Coauthored by 10 scientific experts, the report details presentations made at the annual CRN-International (CRN-I) Scientific Symposium, held Dec. 2, 2017 in Berlin, Germany. With over 70 delegates, academic experts, and dietary supplement industry professionals from 27 countries in attendance, the 2017 Symposium’s agenda featured sessions and presentations exploring cross-cultural mental, physical, and environmental effects on healthy ageing, as well as the public health impact of nutrition on quality of life.

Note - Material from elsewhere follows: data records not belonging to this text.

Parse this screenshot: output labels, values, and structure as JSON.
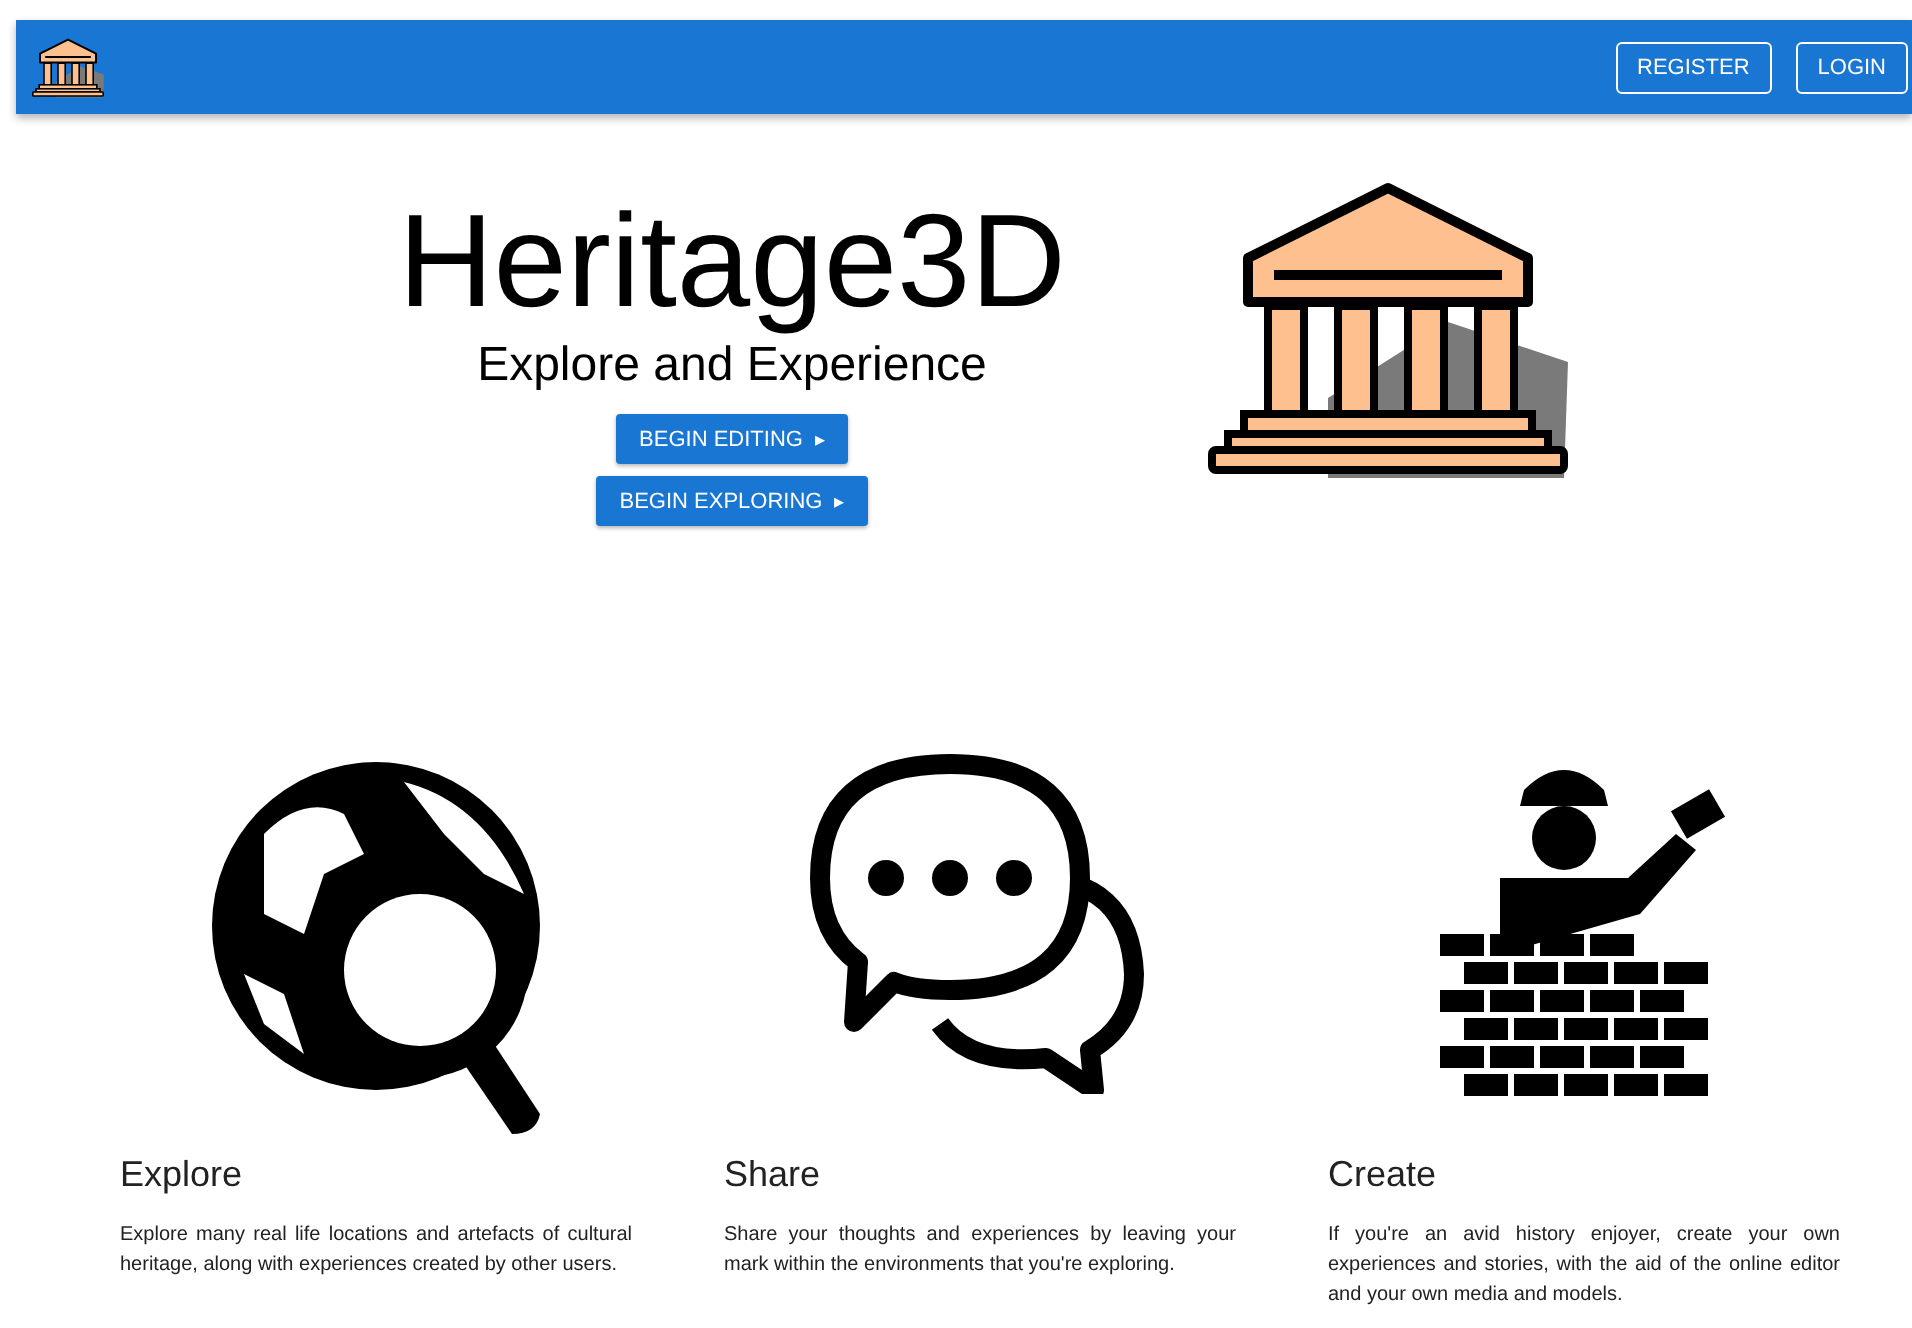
{
  "app_bar": {
    "actions": [
      "REGISTER",
      "LOGIN"
    ]
  },
  "hero": {
    "title": "Heritage3D",
    "subtitle": "Explore and Experience",
    "buttons": [
      {
        "label": "BEGIN EDITING",
        "icon": "▸"
      },
      {
        "label": "BEGIN EXPLORING",
        "icon": "▸"
      }
    ]
  },
  "features": [
    {
      "kind": "globe",
      "title": "Explore",
      "text": "Explore many real life locations and artefacts of cultural heritage, along with experiences created by other users."
    },
    {
      "kind": "chat",
      "title": "Share",
      "text": "Share your thoughts and experiences by leaving your mark within the environments that you're exploring."
    },
    {
      "kind": "builder",
      "title": "Create",
      "text": "If you're an avid history enjoyer, create your own experiences and stories, with the aid of the online editor and your own media and models."
    }
  ]
}
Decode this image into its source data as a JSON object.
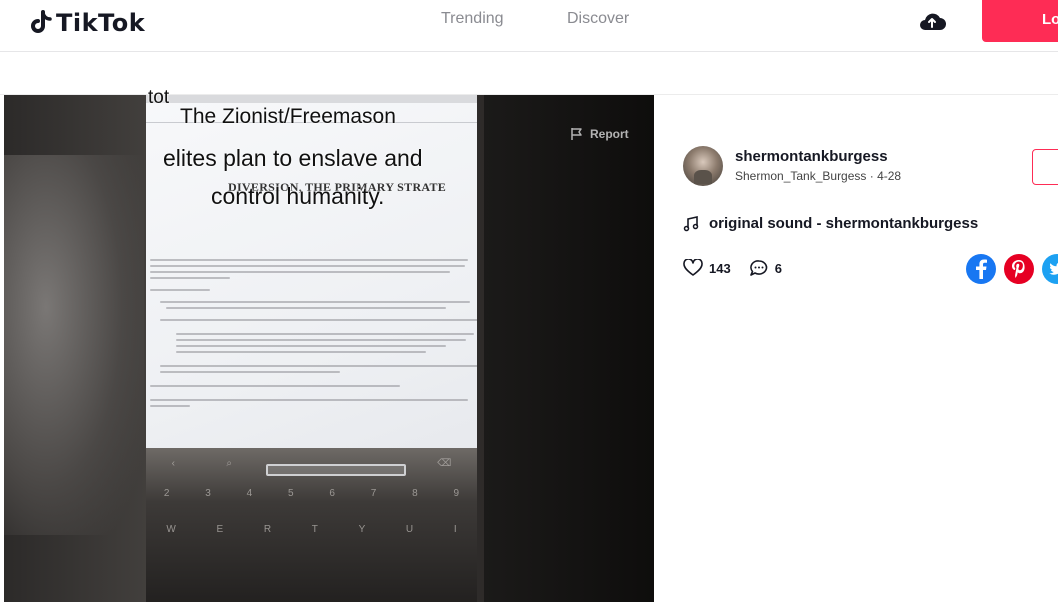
{
  "header": {
    "logo_text": "TikTok",
    "nav": {
      "trending": "Trending",
      "discover": "Discover"
    },
    "login_label": "Lo"
  },
  "video": {
    "overlay_lines": [
      "tot",
      "The Zionist/Freemason",
      "elites plan to enslave and",
      "control humanity."
    ],
    "doc_heading": "DIVERSION, THE PRIMARY STRATE",
    "report_label": "Report"
  },
  "author": {
    "username": "shermontankburgess",
    "nickname_date": "Shermon_Tank_Burgess · 4-28"
  },
  "music": {
    "label": "original sound - shermontankburgess"
  },
  "stats": {
    "likes": "143",
    "comments": "6"
  },
  "share": [
    "facebook-icon",
    "pinterest-icon",
    "twitter-icon"
  ],
  "colors": {
    "accent": "#fe2c55",
    "facebook": "#1877f2",
    "pinterest": "#e60023",
    "twitter": "#1da1f2"
  }
}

“Though definitions of healthy ageing continue to evolve, the surface has barely been scratched,” said James C. Griffiths, Ph.D., vice president, scientific & international affairs, CRN-I, and report coauthor. “Understanding ageing is critical to ameliorating its impact on both individuals and society. This report seeks to expand on the new field of research, public health initiatives, and health and wellness consumer products collectively categorized with this phenomenon.”
Drawing attention to the World Health Organization’s (WHO) 2015 World Report on Ageing and Health and 2016 Global Strategy and Action Plan on Ageing and Health (GSAP), the coauthors note healthy ageing is a person-centered concept that focuses less on morbidity and disease, and more on “the intrinsic capacity of the individual, the environments they inhabit, and the interaction between them.” According to the CRN-I conference report, adequate nutrition is fundamental for good health, but “it remains unclear what impact various dietary interventions may have on prolonging good quality of life.” Thus, say the coauthors, the public health framework must develop a standardized approach to describing, measuring, analyzing, and monitoring the functional and intrinsic elements of health and ageing.
“Ageing is inevitable, and, according to accumulating evidence, so is poor health later in life,” continued Dr. Griffiths. “It’s crucial that we identify all controllable and uncontrollable factors that play a role in shaping quality of life in older populations. Limited availability or access to data, lack of specific information, and out of date statistics present challenges to better understanding this life stage, and the scientific and medical communities must commit to expanding the existing literature in order to develop strategies to enhance healthy ageing for older adults around the globe.”
In addition to Dr. Griffiths, the coauthors of the conference report are: Daniel Marsman, Ph.D., Procter & Gamble; Daniel W. Belsky, Ph.D., Duke University; Dario Gregori, Ph.D., University of Padua; Mary Ann Johnson, University of Georgia; Tieraona Low Dog, M.D., Integrative Medicine Concepts; Simin Meydani, Ph.D., Tufts University; Sadrine Pigat, Creme Global; Ritu Sadana, World Health Organization; and Andrew Shao, Ph.D., Amway/Nutrilite.
This is the eighth publication of CRN-I conference proceedings. Previous reports were published in Regulatory Toxicology and Pharmacology and, for the last six years, in the European Journal of Nutrition. Abstracts of published proceedings are available on the CRN-I website in multiple languages.
Note to Editor: CRN-I is a subsidiary of the U.S.-based Council for Responsible Nutrition (CRN), the leading trade association for the dietary supplement and functional food industry. To learn more about CRN-I, please visit www.crn-i.ch.
1Marsman, D., Belsky, D.W., Gregori, D. et al. Healthy ageing: the natural consequences of good nutrition—a conference report. Eur J Nutr. 2018 May 24 doi: 10.1007/s00394-018-1723-0